An early version of this paper was presented at the 2007 Mind & Language conference on pretense and imagination and at Mimesis, Metaphysics, and Make-Believe, a conference in honor of Ken Walton. A later version was presented at the 2008 Conference on Imagination, at Temple University. I’m grateful to the audiences and other colleagues for suggestions, especially Noel Carroll, Emma Cohen, Tim Crane, Greg Currie, Stacie Friend, Tamar Gendler, Samuel Guttenplan, Paul Harris, Sarah-Jane Leslie, Aaron Meskin, Bill Seeley, Deena Skolnik-Weisberg, Kathleen Stock, Ken Walton, Jonathan Weinberg, and Stephen Yablo. I’m also indebted to Claire Cooper, Marga Reimer, and Philip Robbins for extremely helpful comments on this material.

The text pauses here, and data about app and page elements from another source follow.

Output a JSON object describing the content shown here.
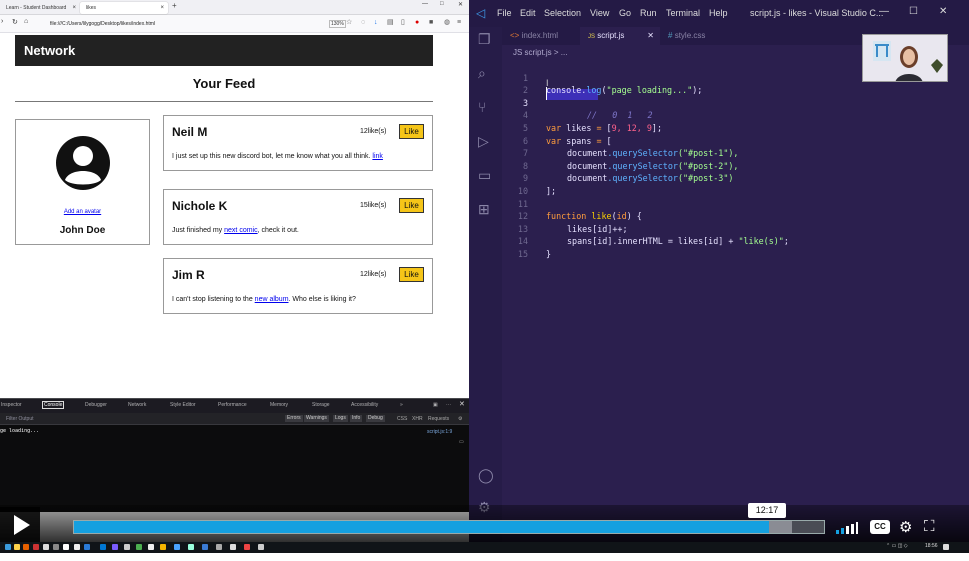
{
  "firefox": {
    "tabs": [
      {
        "label": "Learn - Student Dashboard"
      },
      {
        "label": "likes"
      }
    ],
    "url": "file:///C:/Users/lilygogg/Desktop/likes/index.html",
    "zoom": "130%",
    "page": {
      "site_title": "Network",
      "feed_heading": "Your Feed",
      "profile": {
        "add_avatar_link": "Add an avatar",
        "name": "John Doe"
      },
      "like_button_label": "Like",
      "posts": [
        {
          "author": "Neil M",
          "likes": "12like(s)",
          "text": "I just set up this new discord bot, let me know what you all think.",
          "link": "link",
          "text_after": ""
        },
        {
          "author": "Nichole K",
          "likes": "15like(s)",
          "text": "Just finished my",
          "link": "next comic",
          "text_after": ", check it out."
        },
        {
          "author": "Jim R",
          "likes": "12like(s)",
          "text": "I can't stop listening to the",
          "link": "new album",
          "text_after": ". Who else is liking it?"
        }
      ]
    },
    "devtools": {
      "tabs": [
        "Inspector",
        "Console",
        "Debugger",
        "Network",
        "Style Editor",
        "Performance",
        "Memory",
        "Storage",
        "Accessibility"
      ],
      "active_tab": "Console",
      "filter_placeholder": "Filter Output",
      "levels": [
        "Errors",
        "Warnings",
        "Logs",
        "Info",
        "Debug"
      ],
      "extra_filters": [
        "CSS",
        "XHR",
        "Requests"
      ],
      "log_message": "ge loading...",
      "log_source": "script.js:1:9"
    }
  },
  "vscode": {
    "menu": [
      "File",
      "Edit",
      "Selection",
      "View",
      "Go",
      "Run",
      "Terminal",
      "Help"
    ],
    "window_title": "script.js - likes - Visual Studio C...",
    "tabs": [
      {
        "icon": "<>",
        "label": "index.html",
        "active": false
      },
      {
        "icon": "JS",
        "label": "script.js",
        "active": true
      },
      {
        "icon": "#",
        "label": "style.css",
        "active": false
      }
    ],
    "breadcrumb": "JS script.js > ...",
    "lines": [
      {
        "n": "1"
      },
      {
        "n": "2"
      },
      {
        "n": "3"
      },
      {
        "n": "4"
      },
      {
        "n": "5"
      },
      {
        "n": "6"
      },
      {
        "n": "7"
      },
      {
        "n": "8"
      },
      {
        "n": "9"
      },
      {
        "n": "10"
      },
      {
        "n": "11"
      },
      {
        "n": "12"
      },
      {
        "n": "13"
      },
      {
        "n": "14"
      },
      {
        "n": "15"
      }
    ],
    "code": {
      "l1_a": "console",
      "l1_b": ".",
      "l1_c": "log",
      "l1_d": "(",
      "l1_e": "\"page loading...\"",
      "l1_f": ");",
      "l3_comment": "//   0  1   2",
      "l4_kw": "var",
      "l4_id": " likes ",
      "l4_op": "= ",
      "l4_b1": "[",
      "l4_n": "9, 12, 9",
      "l4_b2": "];",
      "l5_kw": "var",
      "l5_id": " spans ",
      "l5_op": "= ",
      "l5_b": "[",
      "qs_obj": "document",
      "qs_fn": ".querySelector",
      "l6_arg": "(\"#post-1\"),",
      "l7_arg": "(\"#post-2\"),",
      "l8_arg": "(\"#post-3\")",
      "l9": "];",
      "l11_kw": "function",
      "l11_fn": " like",
      "l11_p1": "(",
      "l11_param": "id",
      "l11_p2": ") {",
      "l12": "likes[id]++;",
      "l13_a": "spans[id].innerHTML ",
      "l13_b": "= likes[id] + ",
      "l13_c": "\"like(s)\"",
      "l13_d": ";",
      "l14": "}"
    }
  },
  "player": {
    "time": "12:17",
    "progress_fraction": 0.927,
    "cc_label": "CC"
  },
  "taskbar": {
    "clock": "18:56"
  },
  "colors": {
    "vscode_bg": "#2b1f4e",
    "like_yellow": "#f5c518",
    "seek_blue": "#15a0e0"
  }
}
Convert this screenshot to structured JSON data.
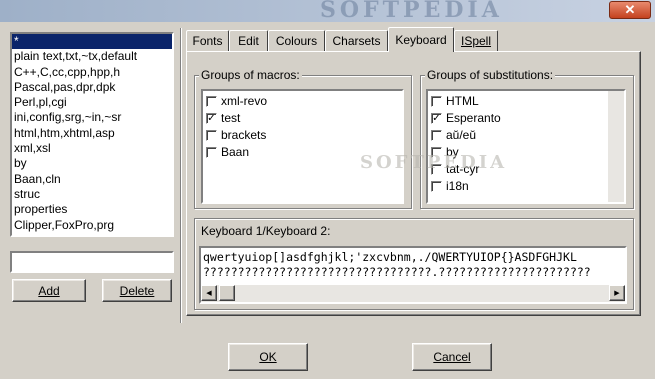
{
  "window": {
    "watermark": "SOFTPEDIA",
    "close_label": "✕"
  },
  "left_panel": {
    "items": [
      "*",
      "plain text,txt,~tx,default",
      "C++,C,cc,cpp,hpp,h",
      "Pascal,pas,dpr,dpk",
      "Perl,pl,cgi",
      "ini,config,srg,~in,~sr",
      "html,htm,xhtml,asp",
      "xml,xsl",
      "by",
      "Baan,cln",
      "struc",
      "properties",
      "Clipper,FoxPro,prg"
    ],
    "selected_index": 0,
    "input_value": "",
    "add_label": "Add",
    "delete_label": "Delete"
  },
  "tabs": [
    "Fonts",
    "Edit",
    "Colours",
    "Charsets",
    "Keyboard",
    "ISpell"
  ],
  "active_tab": "Keyboard",
  "macros": {
    "title": "Groups of macros:",
    "items": [
      {
        "label": "xml-revo",
        "checked": false
      },
      {
        "label": "test",
        "checked": true
      },
      {
        "label": "brackets",
        "checked": false
      },
      {
        "label": "Baan",
        "checked": false
      }
    ]
  },
  "substitutions": {
    "title": "Groups of substitutions:",
    "items": [
      {
        "label": "HTML",
        "checked": false
      },
      {
        "label": "Esperanto",
        "checked": true
      },
      {
        "label": "aŭ/eŭ",
        "checked": false
      },
      {
        "label": "by",
        "checked": false
      },
      {
        "label": "tat-cyr",
        "checked": false
      },
      {
        "label": "i18n",
        "checked": false
      }
    ]
  },
  "keyboard": {
    "title": "Keyboard 1/Keyboard 2:",
    "line1": "qwertyuiop[]asdfghjkl;'zxcvbnm,./QWERTYUIOP{}ASDFGHJKL",
    "line2": "?????????????????????????????????.??????????????????????"
  },
  "watermark_center": "SOFTPEDIA",
  "footer": {
    "ok_label": "OK",
    "cancel_label": "Cancel"
  }
}
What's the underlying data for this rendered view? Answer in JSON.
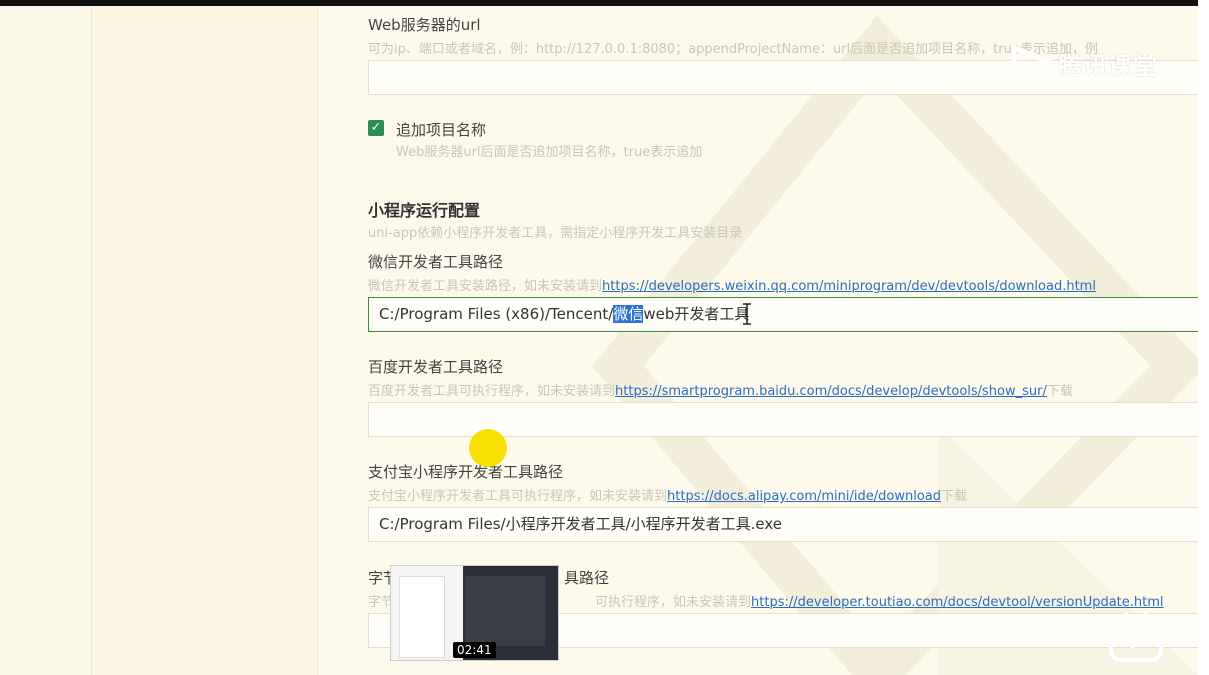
{
  "web_server": {
    "label": "Web服务器的url",
    "description": "可为ip、端口或者域名，例：http://127.0.0.1:8080；appendProjectName：url后面是否追加项目名称，true表示追加，例",
    "value": ""
  },
  "append_project": {
    "label": "追加项目名称",
    "description": "Web服务器url后面是否追加项目名称，true表示追加",
    "checked": true
  },
  "miniprogram": {
    "heading": "小程序运行配置",
    "description": "uni-app依赖小程序开发者工具，需指定小程序开发工具安装目录"
  },
  "wechat": {
    "label": "微信开发者工具路径",
    "description_prefix": "微信开发者工具安装路径，如未安装请到",
    "link": "https://developers.weixin.qq.com/miniprogram/dev/devtools/download.html",
    "value_before": "C:/Program Files (x86)/Tencent/",
    "value_selected": "微信",
    "value_after": "web开发者工具"
  },
  "baidu": {
    "label": "百度开发者工具路径",
    "description_prefix": "百度开发者工具可执行程序，如未安装请到",
    "link": "https://smartprogram.baidu.com/docs/develop/devtools/show_sur/",
    "description_suffix": "下载",
    "value": ""
  },
  "alipay": {
    "label": "支付宝小程序开发者工具路径",
    "description_prefix": "支付宝小程序开发者工具可执行程序，如未安装请到",
    "link": "https://docs.alipay.com/mini/ide/download",
    "description_suffix": "下载",
    "value": "C:/Program Files/小程序开发者工具/小程序开发者工具.exe"
  },
  "toutiao": {
    "label_start": "字节",
    "label_end": "具路径",
    "desc_start": "字节",
    "desc_end": "可执行程序，如未安装请到",
    "link": "https://developer.toutiao.com/docs/devtool/versionUpdate.html",
    "value": ""
  },
  "video": {
    "timestamp": "02:41",
    "watermark": "腾讯课堂"
  },
  "colors": {
    "background": "#fdfaec",
    "link": "#2b6cc4",
    "checkbox": "#2c8d55",
    "selection": "#2f72d6",
    "focus_border": "#3a8a3a"
  }
}
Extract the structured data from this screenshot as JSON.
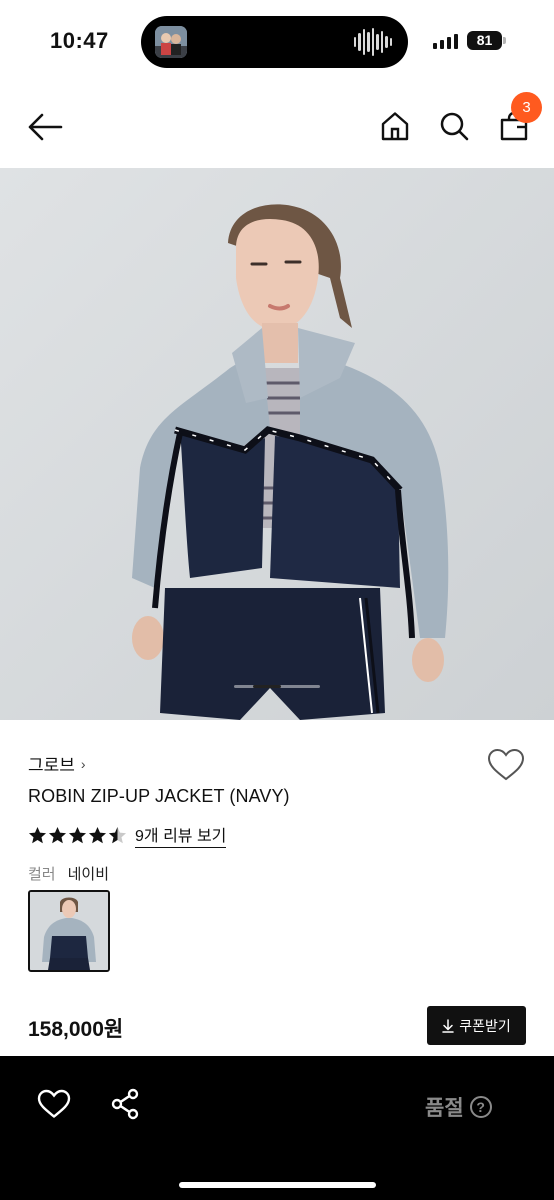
{
  "status_bar": {
    "time": "10:47",
    "battery": "81"
  },
  "nav": {
    "back_icon": "arrow-left-icon",
    "home_icon": "home-icon",
    "search_icon": "search-icon",
    "bag_icon": "shopping-bag-icon",
    "cart_count": "3"
  },
  "gallery": {
    "current_index": 1,
    "indicator_fraction": 0.33
  },
  "product": {
    "brand": "그로브",
    "brand_chevron": "›",
    "name": "ROBIN ZIP-UP JACKET (NAVY)",
    "rating": 4.5,
    "review_link": "9개 리뷰 보기",
    "option_label": "컬러",
    "option_value": "네이비",
    "price": "158,000원",
    "coupon_button": "쿠폰받기",
    "coupon_icon": "download-icon",
    "wishlist_icon": "heart-outline-icon"
  },
  "bottom_bar": {
    "heart_icon": "heart-outline-icon",
    "share_icon": "share-icon",
    "status_text": "품절",
    "help_icon": "question-icon",
    "help_glyph": "?"
  },
  "colors": {
    "badge": "#ff5a1f",
    "bottom_bar_bg": "#000000",
    "status_text": "#8a8a8a",
    "coupon_bg": "#111111"
  }
}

Imagination and the I
Article first published online: 13 OCT 2008
© 2008 The Author Journal compilation © 2008 Blackwell Publishing Ltd
Mind & Language
Volume 23, Issue 5, pages 518–535, November 2008
How to Cite
NICHOLS, S. (2008), Imagination and the I. Mind & Language, 23: 518–535. doi: 10.1111/j.1468-0017.2008.00356.x
- Issue published online: 13 OCT 2008
- Article first published online: 13 OCT 2008
Abstract: Thought experiments about the self seem to lead to deeply conflicting intuitions about the self. Cases imagined from the 3rd person perspective seem to provoke different responses than cases imagined from the 1st person perspective. This paper argues that recent cognitive theories of the imagination, coupled with standard views about indexical concepts, help explain our reactions in the 1st person cases. The explanation helps identify intuitions that should not be trusted as a guide to the metaphysics of the self.